Miss America contestant wins preliminary round for answer about kneeling protests
© Instagram

A Miss America contestant won her preliminary round in the competition after she was asked what advice she would give NFL players on whether to kneel or stand for the national anthem. 

Miss Virginia, Emili McPhail, said that kneeling during the national anthem is “a right you have” but also emphasized in her answer that national anthem protests were about bringing awareness to “police brutality.”

“Kneeling during the national anthem is absolutely a right that you have, to stand up for what you believe in, and to make the right decision that’s right for you,” McPhail said, according to The Press of Atlantic City

“It’s very important that we also have to take into consideration that it is not about kneeling: It is absolutely about police brutality,” the 22-year-old continued. 

The Miss America contestant was later pressed on whether she was concerned about possible negative reactions she could face for her response, which also won her a scholarship prize worth $1,000.


“I said standing up for what you believe in is the most important thing that you can do, and that’s what I did,” McPhail said. “I was very happy to have that moment, to be honest, because it’s not always easy.” 

On-field demonstrations began in 2016 with former NFL player Colin Kaepernick, who gained notoriety after he knelt during the national anthem to protest the treatment of people of color in the U.S. 

The former NFL player was frequently targeted by President TrumpDonald TrumpGaetz was denied meeting with Trump: CNN Federal Reserve chair: Economy would have been 'so much worse' without COVID-19 relief bills Police in California city declare unlawful assembly amid 'white lives matter' protest MORE and his base for what they say is disrespect toward the flag.
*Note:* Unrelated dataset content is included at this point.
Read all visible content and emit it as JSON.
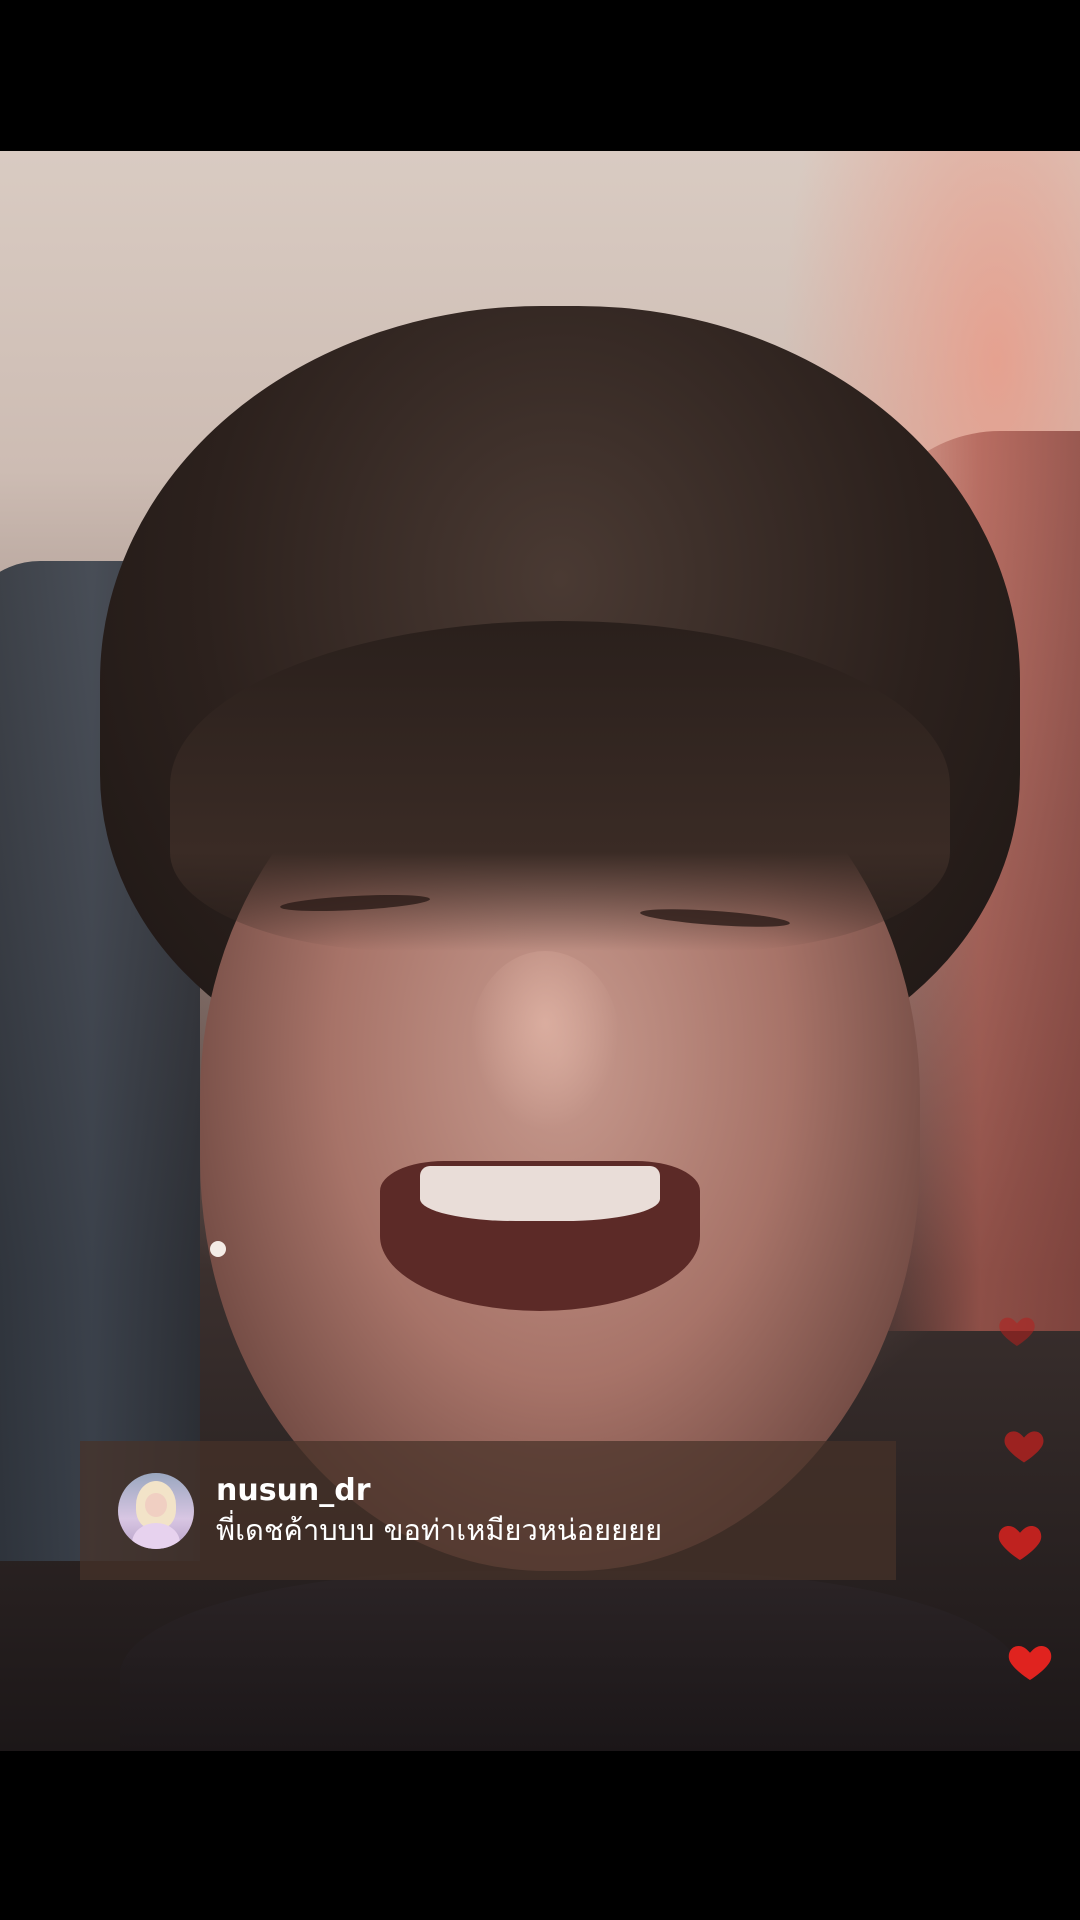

Nike helped, in part, to re-energize the debate over player protests earlier this week by choosing Kaepernick as the face of their new ad campaign. Kaepernick shared the video of his first Nike ad Wednesday.
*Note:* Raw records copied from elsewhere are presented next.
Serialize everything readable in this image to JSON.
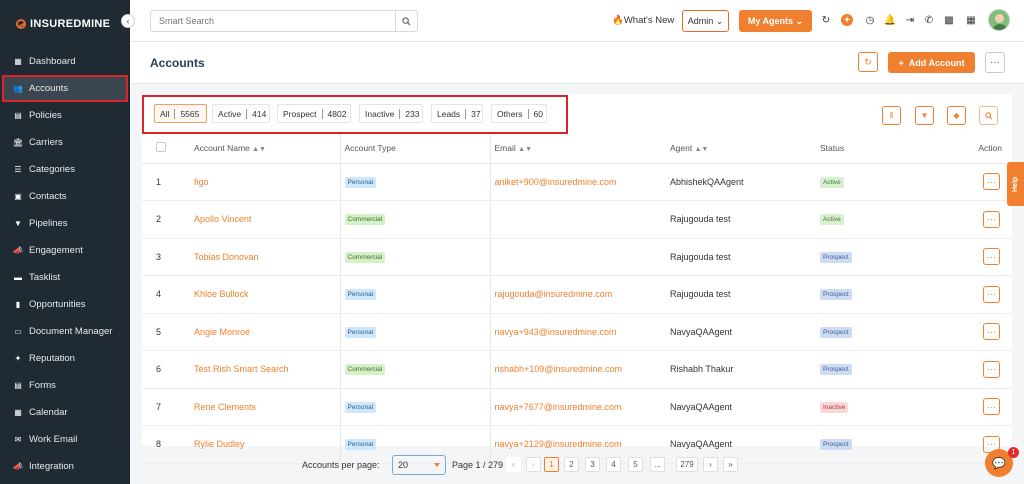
{
  "brand": "INSUREDMINE",
  "sidebar": {
    "items": [
      {
        "label": "Dashboard",
        "icon": "dashboard-icon",
        "glyph": "▦"
      },
      {
        "label": "Accounts",
        "icon": "accounts-icon",
        "glyph": "👥",
        "active": true
      },
      {
        "label": "Policies",
        "icon": "policies-icon",
        "glyph": "▤"
      },
      {
        "label": "Carriers",
        "icon": "carriers-icon",
        "glyph": "🏛"
      },
      {
        "label": "Categories",
        "icon": "categories-icon",
        "glyph": "☰"
      },
      {
        "label": "Contacts",
        "icon": "contacts-icon",
        "glyph": "▣"
      },
      {
        "label": "Pipelines",
        "icon": "pipelines-icon",
        "glyph": "▼"
      },
      {
        "label": "Engagement",
        "icon": "engagement-icon",
        "glyph": "📣"
      },
      {
        "label": "Tasklist",
        "icon": "tasklist-icon",
        "glyph": "▬"
      },
      {
        "label": "Opportunities",
        "icon": "opportunities-icon",
        "glyph": "▮"
      },
      {
        "label": "Document Manager",
        "icon": "folder-icon",
        "glyph": "▭"
      },
      {
        "label": "Reputation",
        "icon": "reputation-icon",
        "glyph": "✦"
      },
      {
        "label": "Forms",
        "icon": "forms-icon",
        "glyph": "▤"
      },
      {
        "label": "Calendar",
        "icon": "calendar-icon",
        "glyph": "▦"
      },
      {
        "label": "Work Email",
        "icon": "email-icon",
        "glyph": "✉"
      },
      {
        "label": "Integration",
        "icon": "integration-icon",
        "glyph": "📣"
      }
    ]
  },
  "topbar": {
    "search_placeholder": "Smart Search",
    "whats_new": "What's New",
    "admin": "Admin",
    "my_agents": "My Agents"
  },
  "page": {
    "title": "Accounts",
    "add_account": "Add Account"
  },
  "filters": [
    {
      "label": "All",
      "count": "5565",
      "active": true
    },
    {
      "label": "Active",
      "count": "414"
    },
    {
      "label": "Prospect",
      "count": "4802"
    },
    {
      "label": "Inactive",
      "count": "233"
    },
    {
      "label": "Leads",
      "count": "37"
    },
    {
      "label": "Others",
      "count": "60"
    }
  ],
  "table": {
    "headers": [
      "Account Name",
      "Account Type",
      "Email",
      "Agent",
      "Status",
      "Action"
    ],
    "rows": [
      {
        "n": "1",
        "name": "figo",
        "type": "Personal",
        "email": "aniket+900@insuredmine.com",
        "agent": "AbhishekQAAgent",
        "status": "Active"
      },
      {
        "n": "2",
        "name": "Apollo Vincent",
        "type": "Commercial",
        "email": "",
        "agent": "Rajugouda test",
        "status": "Active"
      },
      {
        "n": "3",
        "name": "Tobias Donovan",
        "type": "Commercial",
        "email": "",
        "agent": "Rajugouda test",
        "status": "Prospect"
      },
      {
        "n": "4",
        "name": "Khloe Bullock",
        "type": "Personal",
        "email": "rajugouda@insuredmine.com",
        "agent": "Rajugouda test",
        "status": "Prospect"
      },
      {
        "n": "5",
        "name": "Angie Monroe",
        "type": "Personal",
        "email": "navya+943@insuredmine.com",
        "agent": "NavyaQAAgent",
        "status": "Prospect"
      },
      {
        "n": "6",
        "name": "Test Rish Smart Search",
        "type": "Commercial",
        "email": "rishabh+109@insuredmine.com",
        "agent": "Rishabh Thakur",
        "status": "Prospect"
      },
      {
        "n": "7",
        "name": "Rene Clements",
        "type": "Personal",
        "email": "navya+7677@insuredmine.com",
        "agent": "NavyaQAAgent",
        "status": "Inactive"
      },
      {
        "n": "8",
        "name": "Rylie Dudley",
        "type": "Personal",
        "email": "navya+2129@insuredmine.com",
        "agent": "NavyaQAAgent",
        "status": "Prospect"
      }
    ]
  },
  "pagination": {
    "per_page_label": "Accounts per page:",
    "per_page": "20",
    "page_info": "Page 1 / 279",
    "pages": [
      "1",
      "2",
      "3",
      "4",
      "5",
      "...",
      "279"
    ]
  },
  "help": "Help",
  "chat_badge": "1",
  "colors": {
    "accent": "#f0802f",
    "sidebar": "#1f2a33",
    "highlight": "#d9242b"
  }
}
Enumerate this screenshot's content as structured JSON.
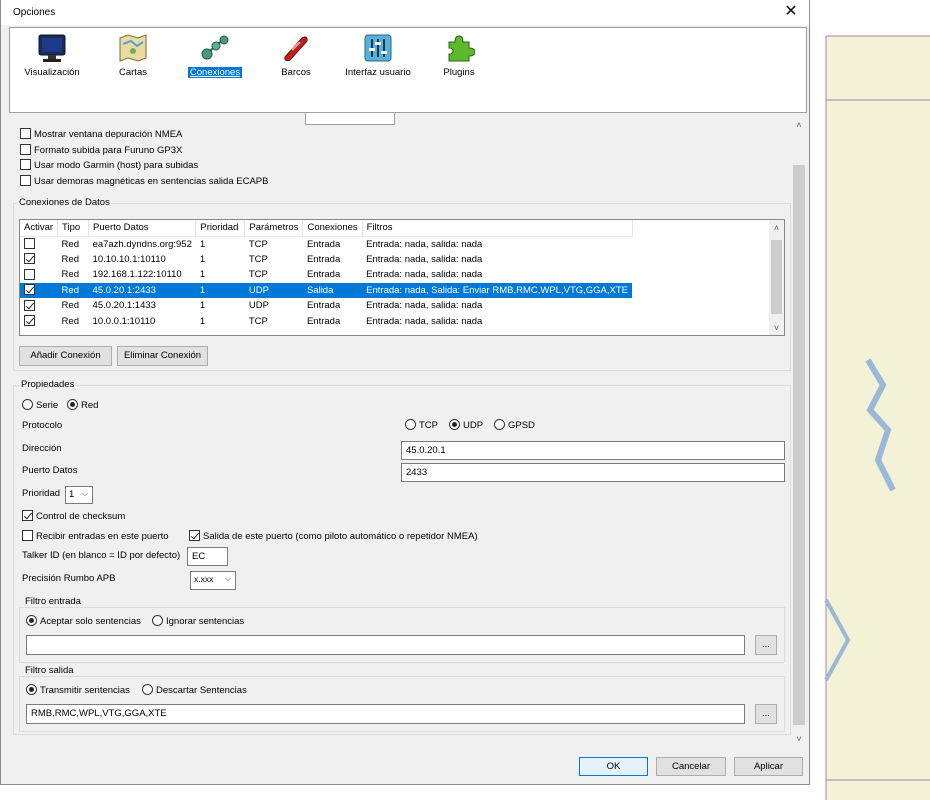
{
  "window": {
    "title": "Opciones",
    "close_glyph": "✕"
  },
  "toolbar": {
    "items": [
      {
        "label": "Visualización",
        "icon": "monitor-icon"
      },
      {
        "label": "Cartas",
        "icon": "map-icon"
      },
      {
        "label": "Conexiones",
        "icon": "connections-icon",
        "active": true
      },
      {
        "label": "Barcos",
        "icon": "ship-icon"
      },
      {
        "label": "Interfaz usuario",
        "icon": "sliders-icon"
      },
      {
        "label": "Plugins",
        "icon": "puzzle-icon"
      }
    ]
  },
  "nmea_options": [
    {
      "label": "Mostrar ventana depuración NMEA",
      "checked": false
    },
    {
      "label": "Formato subida para Furuno GP3X",
      "checked": false
    },
    {
      "label": "Usar modo Garmin (host) para subidas",
      "checked": false
    },
    {
      "label": "Usar demoras magnéticas en sentencias salida ECAPB",
      "checked": false
    }
  ],
  "connections": {
    "title": "Conexiones de Datos",
    "columns": [
      "Activar",
      "Tipo",
      "Puerto Datos",
      "Prioridad",
      "Parámetros",
      "Conexiones",
      "Filtros"
    ],
    "rows": [
      {
        "active": false,
        "type": "Red",
        "port": "ea7azh.dyndns.org:952",
        "priority": "1",
        "params": "TCP",
        "direction": "Entrada",
        "filters": "Entrada: nada, salida: nada",
        "selected": false
      },
      {
        "active": true,
        "type": "Red",
        "port": "10.10.10.1:10110",
        "priority": "1",
        "params": "TCP",
        "direction": "Entrada",
        "filters": "Entrada: nada, salida: nada",
        "selected": false
      },
      {
        "active": false,
        "type": "Red",
        "port": "192.168.1.122:10110",
        "priority": "1",
        "params": "TCP",
        "direction": "Entrada",
        "filters": "Entrada: nada, salida: nada",
        "selected": false
      },
      {
        "active": true,
        "type": "Red",
        "port": "45.0.20.1:2433",
        "priority": "1",
        "params": "UDP",
        "direction": "Salida",
        "filters": "Entrada: nada, Salida: Enviar RMB,RMC,WPL,VTG,GGA,XTE",
        "selected": true
      },
      {
        "active": true,
        "type": "Red",
        "port": "45.0.20.1:1433",
        "priority": "1",
        "params": "UDP",
        "direction": "Entrada",
        "filters": "Entrada: nada, salida: nada",
        "selected": false
      },
      {
        "active": true,
        "type": "Red",
        "port": "10.0.0.1:10110",
        "priority": "1",
        "params": "TCP",
        "direction": "Entrada",
        "filters": "Entrada: nada, salida: nada",
        "selected": false
      }
    ],
    "add_label": "Añadir Conexión",
    "remove_label": "Eliminar Conexión"
  },
  "properties": {
    "title": "Propiedades",
    "serial_label": "Serie",
    "network_label": "Red",
    "protocol_label": "Protocolo",
    "tcp_label": "TCP",
    "udp_label": "UDP",
    "gpsd_label": "GPSD",
    "address_label": "Dirección",
    "address_value": "45.0.20.1",
    "port_label": "Puerto Datos",
    "port_value": "2433",
    "priority_label": "Prioridad",
    "priority_value": "1",
    "checksum_label": "Control de checksum",
    "receive_label": "Recibir entradas en este puerto",
    "output_label": "Salida de este puerto (como piloto automático o repetidor NMEA)",
    "talker_label": "Talker ID (en blanco = ID por defecto)",
    "talker_value": "EC",
    "apb_label": "Precisión Rumbo APB",
    "apb_value": "x.xxx"
  },
  "input_filter": {
    "title": "Filtro entrada",
    "accept_label": "Aceptar solo sentencias",
    "ignore_label": "Ignorar sentencias",
    "value": "",
    "browse_label": "..."
  },
  "output_filter": {
    "title": "Filtro salida",
    "transmit_label": "Transmitir sentencias",
    "discard_label": "Descartar Sentencias",
    "value": "RMB,RMC,WPL,VTG,GGA,XTE",
    "browse_label": "..."
  },
  "footer": {
    "ok_label": "OK",
    "cancel_label": "Cancelar",
    "apply_label": "Aplicar"
  }
}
Trump later ripped into Nike and Kaepernick for their decision to collaborate on an ad campaign, calling it not "appropriate."